• **Records supplied**:

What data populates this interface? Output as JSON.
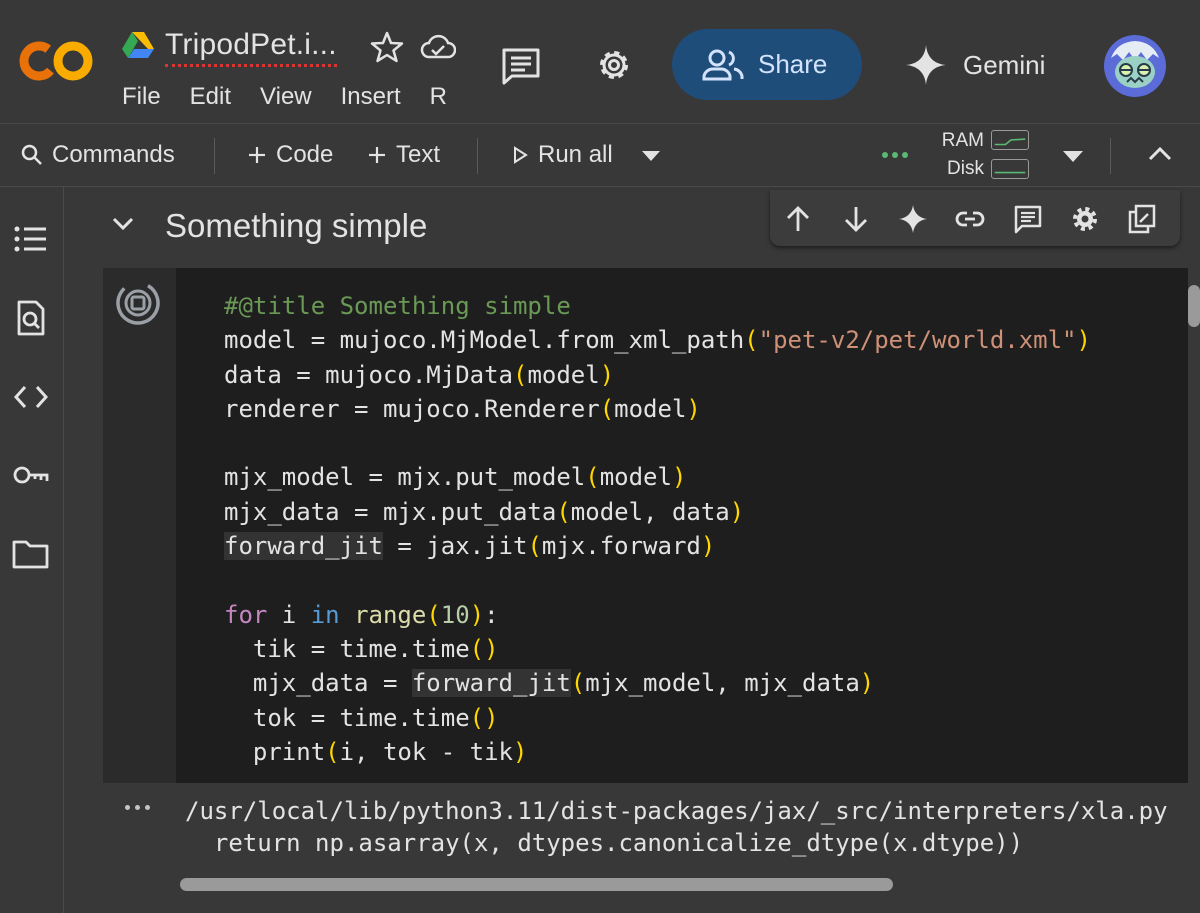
{
  "header": {
    "logo_text": "CO",
    "doc_title": "TripodPet.i...",
    "menu": [
      "File",
      "Edit",
      "View",
      "Insert",
      "R"
    ],
    "share_label": "Share",
    "gemini_label": "Gemini"
  },
  "toolbar": {
    "commands_label": "Commands",
    "code_label": "Code",
    "text_label": "Text",
    "run_all_label": "Run all",
    "ram_label": "RAM",
    "disk_label": "Disk"
  },
  "sidebar": {
    "icons": [
      "table-of-contents-icon",
      "find-replace-icon",
      "code-snippets-icon",
      "secrets-key-icon",
      "files-folder-icon"
    ]
  },
  "section": {
    "title": "Something simple"
  },
  "cell_toolbar": {
    "icons": [
      "move-up-icon",
      "move-down-icon",
      "gemini-sparkle-icon",
      "link-icon",
      "comment-icon",
      "settings-icon",
      "mirror-cell-icon"
    ]
  },
  "code_cell": {
    "lines": [
      "#@title Something simple",
      "model = mujoco.MjModel.from_xml_path(\"pet-v2/pet/world.xml\")",
      "data = mujoco.MjData(model)",
      "renderer = mujoco.Renderer(model)",
      "",
      "mjx_model = mjx.put_model(model)",
      "mjx_data = mjx.put_data(model, data)",
      "forward_jit = jax.jit(mjx.forward)",
      "",
      "for i in range(10):",
      "  tik = time.time()",
      "  mjx_data = forward_jit(mjx_model, mjx_data)",
      "  tok = time.time()",
      "  print(i, tok - tik)"
    ]
  },
  "output": {
    "lines": [
      "/usr/local/lib/python3.11/dist-packages/jax/_src/interpreters/xla.py",
      "  return np.asarray(x, dtypes.canonicalize_dtype(x.dtype))"
    ]
  },
  "colors": {
    "share_bg": "#1e4d7a",
    "logo_orange": "#f9ab00",
    "logo_dark_orange": "#e8710a",
    "status_green": "#5bb974"
  }
}
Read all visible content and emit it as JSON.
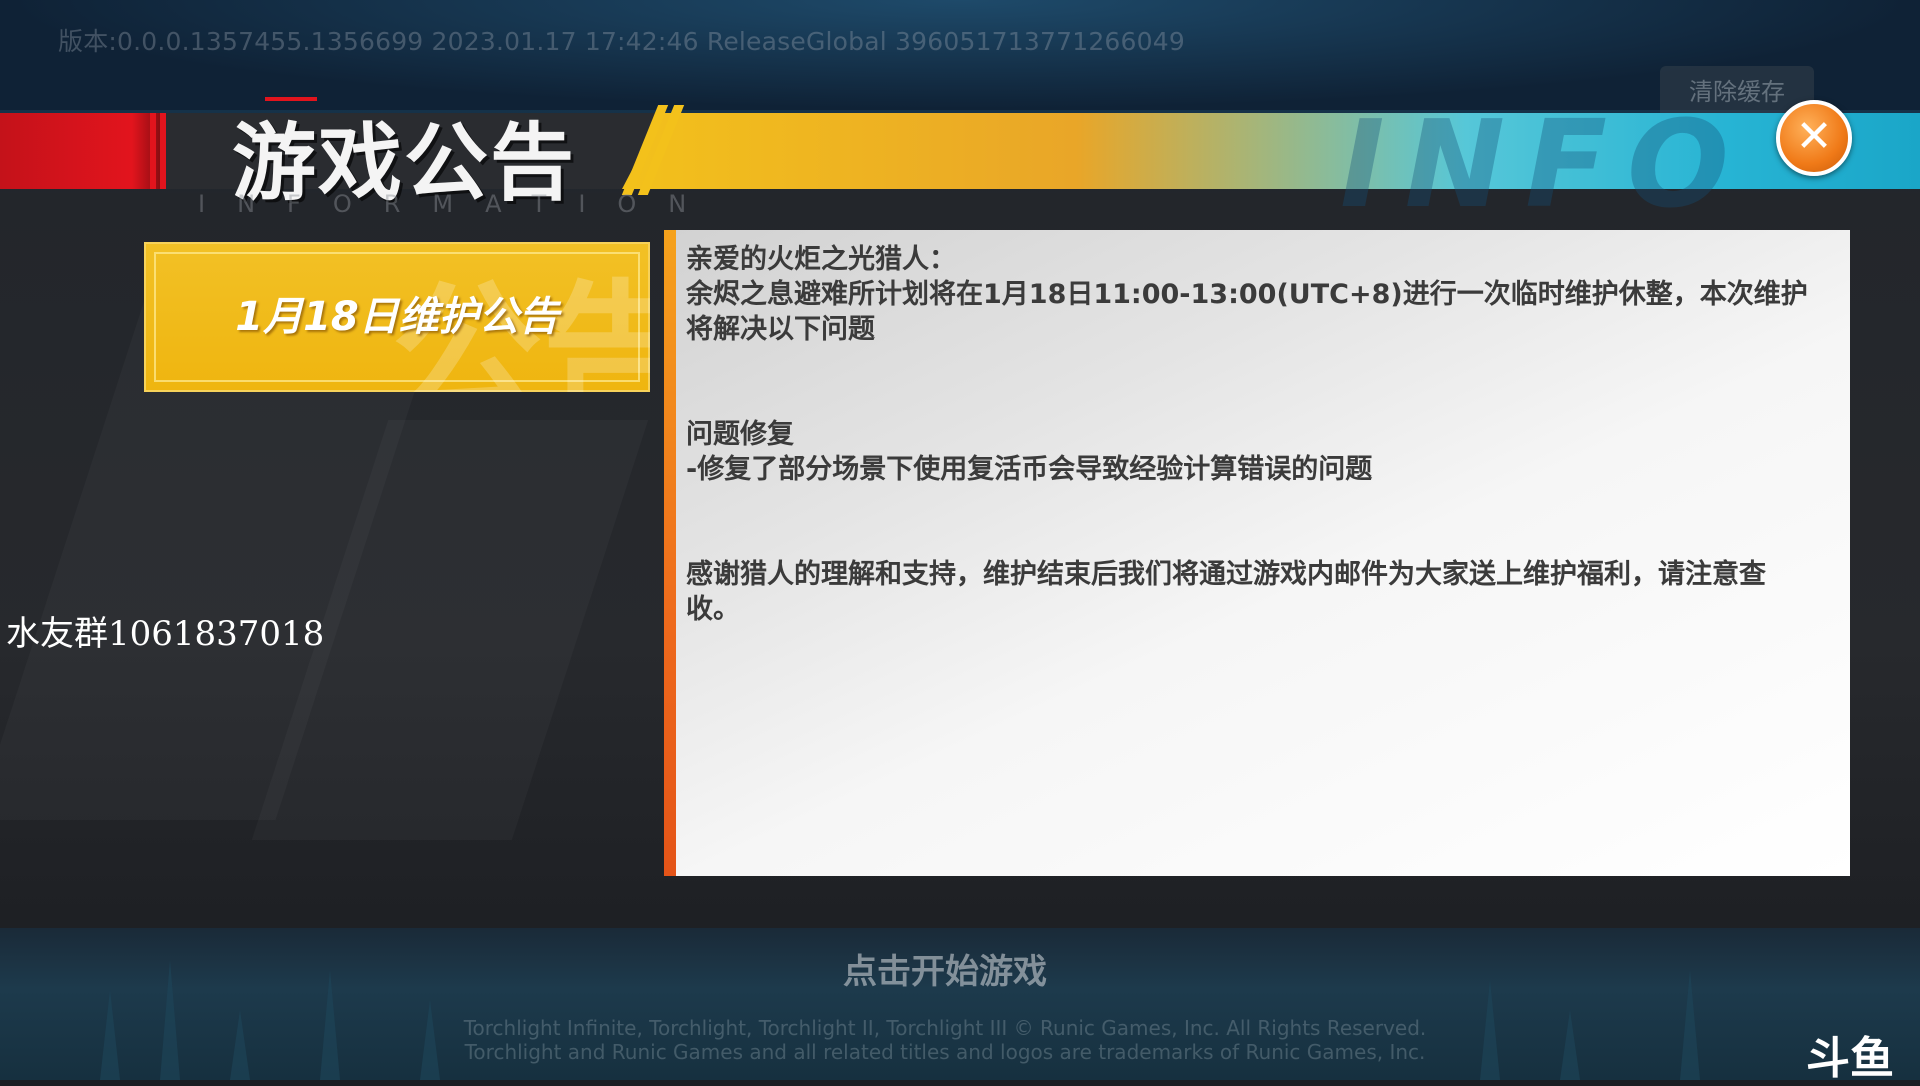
{
  "version_text": "版本:0.0.0.1357455.1356699 2023.01.17 17:42:46  ReleaseGlobal 3960517137712660​49",
  "clear_cache_label": "清除缓存",
  "header": {
    "title": "游戏公告",
    "subtitle": "INFORMATION",
    "close_icon": "close-icon"
  },
  "tabs": [
    {
      "label": "1月18日维护公告",
      "selected": true,
      "ghost": "公告"
    }
  ],
  "notice": {
    "paragraph1_line1": "亲爱的火炬之光猎人：",
    "paragraph1_line2": "余烬之息避难所计划将在1月18日11:00-13:00(UTC+8)进行一次临时维护休整，本次维护将解决以下问题",
    "section_title": "问题修复",
    "fix_item": "-修复了部分场景下使用复活币会导致经验计算错误的问题",
    "thanks": "感谢猎人的理解和支持，维护结束后我们将通过游戏内邮件为大家送上维护福利，请注意查收。"
  },
  "overlay_qq": "水友群1061837018",
  "start_label": "点击开始游戏",
  "copyright_line1": "Torchlight Infinite, Torchlight, Torchlight II, Torchlight III © Runic Games, Inc. All Rights Reserved.",
  "copyright_line2": "Torchlight and Runic Games and all related titles and logos are trademarks of Runic Games, Inc.",
  "stream_logo": "斗鱼",
  "colors": {
    "accent_gold": "#f2c126",
    "accent_red": "#e2141d",
    "accent_orange": "#f07a18",
    "accent_cyan": "#27b4d4"
  }
}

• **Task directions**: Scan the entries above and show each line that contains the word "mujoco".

• **Task solution**:
      "model = mujoco.MjModel.from_xml_path(\"pet-v2/pet/world.xml\")",
      "data = mujoco.MjData(model)",
      "renderer = mujoco.Renderer(model)",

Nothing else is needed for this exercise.